Eight dollars. $8. However you write
it, that small sum can make a huge difference in the survival of
homes exposed to high winds.
What does $8 buy? That's the estimated cost of switching to 8d
ring-shank nails from 8d smooth-shank nails for a typical
Literally hundreds of sheathing panels have been tested by the
International Hurricane Research Center (IHRC) at Florida
International University and at Clemson University, where I was a
professor of civil engineering until 2004.
The data included individual nail withdrawal values as well as
panel tests in vacuum chambers. Interestingly, we found single
fastener ultimate withdrawal capacities for smooth-shank nails are
often substantially lower than those implied by the National
Design Specification for Wood Construction (NDS), while
capacities for various ring-shank nails used in the test were
generally equal to or greater than those implied by the NDS.
Head pull-through failures can also contribute to or control the
ultimate uplift capacity of roof panel connections. This failure is
commonly observed when ring-shank nails or screws were used to
attach nominal 1/2-inch plywood and oriented strand board
However, these panel tests found head pull-through failures were
extremely rare for 5/8-inch (actual 19/32 inch) sheathing, even
when ring-shank nails were used, supporting the suggestion that
this thickness is a good choice in high-wind areas.
Through this research, we can conclusively say that 8d ring-shank
nails installed at 6-inch spacing over the entire roof nearly
doubles the uplift capacity of 5/8-inch roof sheathing compared
with panels attached with 8d common bright or 8d galvanized
Stronger nails, properly spaced in 5/8-inch sheathing.

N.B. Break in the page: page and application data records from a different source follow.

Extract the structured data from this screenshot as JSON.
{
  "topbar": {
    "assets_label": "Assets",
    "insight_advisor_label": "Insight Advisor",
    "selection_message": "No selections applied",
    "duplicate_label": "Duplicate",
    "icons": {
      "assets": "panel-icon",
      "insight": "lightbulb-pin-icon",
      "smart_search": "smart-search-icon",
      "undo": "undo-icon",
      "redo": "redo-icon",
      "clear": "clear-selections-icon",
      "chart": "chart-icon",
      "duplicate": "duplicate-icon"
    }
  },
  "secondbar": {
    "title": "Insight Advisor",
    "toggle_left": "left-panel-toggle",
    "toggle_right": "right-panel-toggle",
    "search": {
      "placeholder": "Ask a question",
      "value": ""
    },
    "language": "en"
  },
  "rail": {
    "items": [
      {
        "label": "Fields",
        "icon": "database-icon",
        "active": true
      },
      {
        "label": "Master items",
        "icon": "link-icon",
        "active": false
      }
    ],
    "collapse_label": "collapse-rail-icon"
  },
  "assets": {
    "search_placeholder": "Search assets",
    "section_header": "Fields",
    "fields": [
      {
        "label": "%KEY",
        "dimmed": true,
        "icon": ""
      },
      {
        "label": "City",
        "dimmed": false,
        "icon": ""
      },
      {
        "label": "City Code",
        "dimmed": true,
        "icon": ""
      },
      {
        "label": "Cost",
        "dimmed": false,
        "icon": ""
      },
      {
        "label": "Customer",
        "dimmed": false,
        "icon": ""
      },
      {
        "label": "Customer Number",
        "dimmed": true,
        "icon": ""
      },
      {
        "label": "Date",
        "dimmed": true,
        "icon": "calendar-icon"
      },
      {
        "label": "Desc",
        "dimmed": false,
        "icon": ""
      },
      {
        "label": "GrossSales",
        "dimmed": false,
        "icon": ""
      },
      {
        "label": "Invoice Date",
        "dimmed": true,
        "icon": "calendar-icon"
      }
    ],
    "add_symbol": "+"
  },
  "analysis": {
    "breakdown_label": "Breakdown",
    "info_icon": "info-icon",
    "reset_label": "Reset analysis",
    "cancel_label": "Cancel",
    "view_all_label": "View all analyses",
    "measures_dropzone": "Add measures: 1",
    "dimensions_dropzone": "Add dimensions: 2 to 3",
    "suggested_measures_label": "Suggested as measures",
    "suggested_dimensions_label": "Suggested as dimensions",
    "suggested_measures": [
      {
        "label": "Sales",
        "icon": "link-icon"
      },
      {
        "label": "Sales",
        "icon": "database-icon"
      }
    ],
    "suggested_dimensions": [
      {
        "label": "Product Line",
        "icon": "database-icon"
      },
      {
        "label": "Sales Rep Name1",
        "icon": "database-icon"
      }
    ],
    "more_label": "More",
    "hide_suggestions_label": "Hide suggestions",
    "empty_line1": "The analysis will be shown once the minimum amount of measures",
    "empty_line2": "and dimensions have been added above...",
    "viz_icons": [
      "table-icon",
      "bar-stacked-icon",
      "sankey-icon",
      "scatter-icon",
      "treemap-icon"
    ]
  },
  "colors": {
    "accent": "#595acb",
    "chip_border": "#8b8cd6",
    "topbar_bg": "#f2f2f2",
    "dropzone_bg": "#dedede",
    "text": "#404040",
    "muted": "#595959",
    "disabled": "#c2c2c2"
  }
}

Increasing
the wind resistance of homes along the coastline and across the
country does not require a significant investment. — Tim
Dr. Tim Reinhold is vice president of engineering at the Institute
for Business & Home Safety, a national nonprofit initiative of
the insurance industry dedicated to reducing the damages and
suffering caused by natural disasters.